Become an Expert
And when I love something, I don’t want to let it go. If you find an author you love, a worthy goal is to read through all of their books chronologically. I did this with Octavia Butler’s books two years ago and it was amazing to see how her work and her worldview progressed and changed over the course of her writing career. I was sad to finish Fledgling, Butler’s last novel, knowing I had come to the end. For some especially prolific authors, this could be a much longer-term reading resolution.
Or maybe you’re interested in a topic or genre and want to do a deep, focused dive into that area, be it CliFi, stories from a particular area of the world, sweeping generational dramas, or stories told in fragments like Jenny Offill’s Weather or Maggie Nelson’s Bluets. Find a library subject guide or a syllabus, or do some deep internet research and create your own reading guide, and take some time to become really well acquainted with something.
Be a Good Book Consumer
Amazon is convenient, but it hurts bookstores. An excellent reading resolution is to be aware of who you’re supporting. When you can, shop indie and local. Shop online at bookshop.org, which offers support to independent booksellers. When listening to audiobooks, try libro.fm, which also allows you to support a bookstore of your choice.
Supporting your local library either by patronizing in person or through the Libby app is also a money-saving way to be a good book-loving community member.
Reading can be a solitary act, but it’s more fun to build community around it. Joining a book club, be it online (might I suggest one) or IRL with friends, helps motivate you to make reading a regular habit. It also helps to expand your horizons. These past several months with FBC, I’ve read books I wouldn’t have otherwise heard of. And having a group with which to talk about them made me feel even more engaged with the texts.
Keep a Journal
No matter how much time I spend with a book and no matter how I might love it, several months later, it’s hard for me to remember exactly how I felt or what parts of it I loved most. I’ve made a habit out of writing a little bit about each book I’ve read so I can refer back to my impressions later. You might consider doing this the analog way, like I do, or keeping a personal or public blog where you record your thoughts. I find it helps me not only to remember what I read but to think a little more deeply about it, too.
Get Out of Your Comfort Zone
It’s easy to fall into reading habits, to just read the things that are popular at the time, to stick to the same authors, regions, time periods, or genres, but trying something new can be rewarding. I read Mad Honey last week, at the recommendation of a friend, knowing only that it was a suspenseful murder mystery. Not normally my speed, but I ended up recommending it to others.

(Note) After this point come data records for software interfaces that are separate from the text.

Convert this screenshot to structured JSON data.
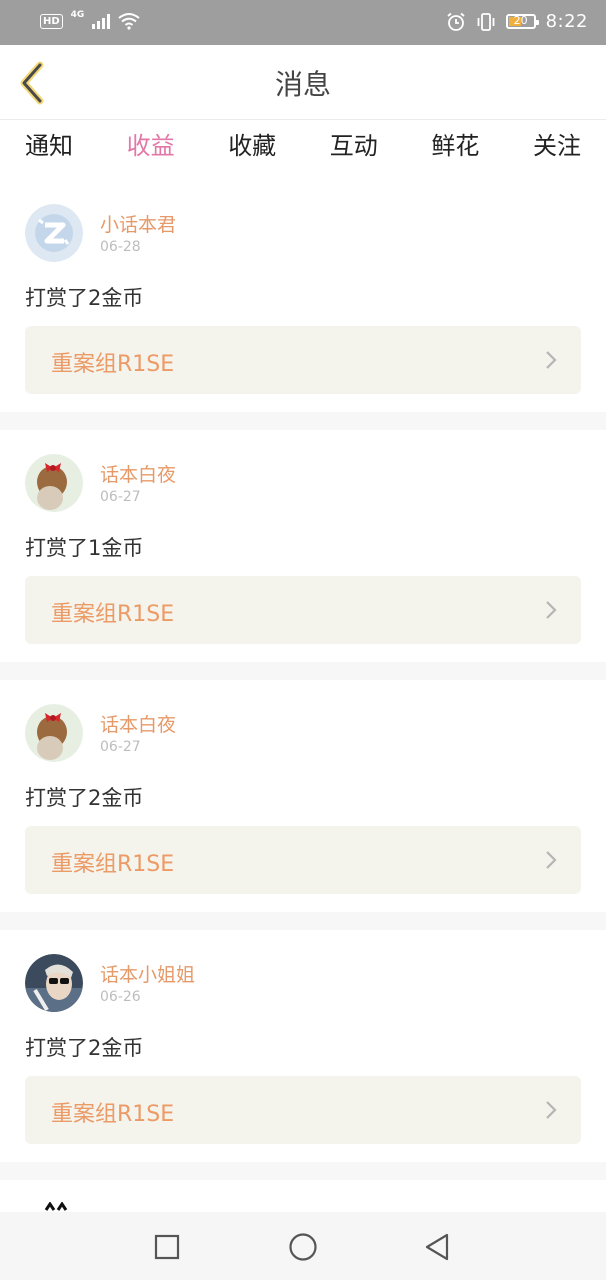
{
  "status_bar": {
    "hd": "HD",
    "network": "4G",
    "battery": "20",
    "time": "8:22"
  },
  "header": {
    "title": "消息"
  },
  "tabs": [
    {
      "label": "通知",
      "active": false
    },
    {
      "label": "收益",
      "active": true
    },
    {
      "label": "收藏",
      "active": false
    },
    {
      "label": "互动",
      "active": false
    },
    {
      "label": "鲜花",
      "active": false
    },
    {
      "label": "关注",
      "active": false
    }
  ],
  "feed": [
    {
      "user": "小话本君",
      "date": "06-28",
      "message": "打赏了2金币",
      "book": "重案组R1SE",
      "avatar": "logo-avatar"
    },
    {
      "user": "话本白夜",
      "date": "06-27",
      "message": "打赏了1金币",
      "book": "重案组R1SE",
      "avatar": "bow-avatar"
    },
    {
      "user": "话本白夜",
      "date": "06-27",
      "message": "打赏了2金币",
      "book": "重案组R1SE",
      "avatar": "bow-avatar"
    },
    {
      "user": "话本小姐姐",
      "date": "06-26",
      "message": "打赏了2金币",
      "book": "重案组R1SE",
      "avatar": "sunglasses-avatar"
    }
  ],
  "colors": {
    "accent": "#e278a7",
    "name_orange": "#e69a6a",
    "book_bg": "#f4f3ec"
  }
}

I also started listening to audiobooks this year. It turns out that I love them and can’t believe I waited this long to try listening. Is there a format or genre or subject you’ve been resistant to trying? You might be surprised by what you find when you stretch your limits.
Resolve to Read Slowly

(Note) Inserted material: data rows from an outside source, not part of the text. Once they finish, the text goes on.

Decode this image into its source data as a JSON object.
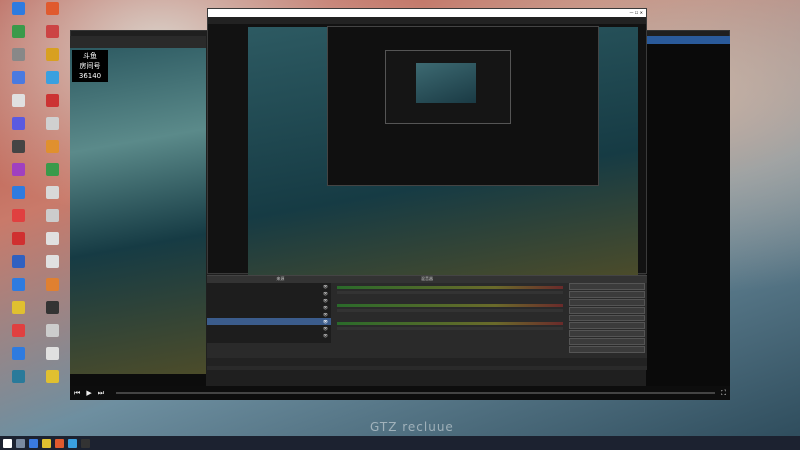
{
  "desktop": {
    "icons": [
      "",
      "",
      "",
      "",
      "",
      "",
      "",
      "",
      "",
      "",
      "",
      "",
      "",
      "",
      "",
      "",
      "",
      "",
      "",
      "",
      "",
      "",
      "",
      "",
      "",
      "",
      "",
      "",
      "",
      "",
      "",
      "",
      "",
      ""
    ],
    "icon_colors": [
      "#2e7be0",
      "#e05a2e",
      "#3a9a4a",
      "#c44",
      "#888",
      "#d8a020",
      "#4a7ae0",
      "#3aa0e0",
      "#e0e0e0",
      "#c33",
      "#5a5ae0",
      "#d0d0d0",
      "#444",
      "#e0902e",
      "#a040c0",
      "#3a9a4a",
      "#2e7be0",
      "#d8d8d8",
      "#e04040",
      "#ccc",
      "#d03030",
      "#e0e0e0",
      "#3060c0",
      "#e0e0e0",
      "#2e7be0",
      "#e08030",
      "#e0c030",
      "#333",
      "#e04040",
      "#ccc",
      "#2e7be0",
      "#e0e0e0",
      "#2a7a9a",
      "#e0c030"
    ]
  },
  "scene": {
    "title": "",
    "logo_top": "斗鱼",
    "logo_mid": "房间号",
    "room_number": "36140"
  },
  "right_pane": {
    "rows": [
      {
        "name": "",
        "time": ""
      },
      {
        "name": "",
        "time": ""
      },
      {
        "name": "",
        "time": ""
      },
      {
        "name": "",
        "time": ""
      }
    ]
  },
  "obs": {
    "title": "",
    "menu": "",
    "dock_headers": [
      "来源",
      "混音器",
      ""
    ],
    "sources": [
      "",
      "",
      "",
      "",
      "",
      "",
      "",
      ""
    ],
    "mixer": [
      {
        "name": "",
        "db": ""
      },
      {
        "name": "",
        "db": ""
      },
      {
        "name": "",
        "db": ""
      }
    ],
    "controls": [
      "",
      "",
      "",
      "",
      "",
      "",
      "",
      "",
      ""
    ],
    "status": [
      "",
      "",
      "",
      ""
    ]
  },
  "player": {
    "time": ""
  },
  "watermark": "GTZ recluue",
  "tray": {
    "time": "",
    "date": ""
  }
}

This intention is sort of the polar opposite of most people’s reading resolutions, but it is an intriguing one. The writer Yiyun Li, whose most recent work is The Book of Goose, describes herself as a “patient reader,” and instructs her students to be the same. Alternating between books and limiting herself to about 10 pages per day of each, Li says she is able to savor both the words on the page and the worlds they depict. I really love this idea of what seems like a more mindful reading practice.
To be completely honest, though, I am not a particularly patient person, especially when it comes to finding out how the plot of a story I love unfolds. While I am not sure this is a reading resolution I can actually adhere to, it’s one I might give a try. If it doesn’t work out, I’ll move on to my next goal, which will be just as worthy.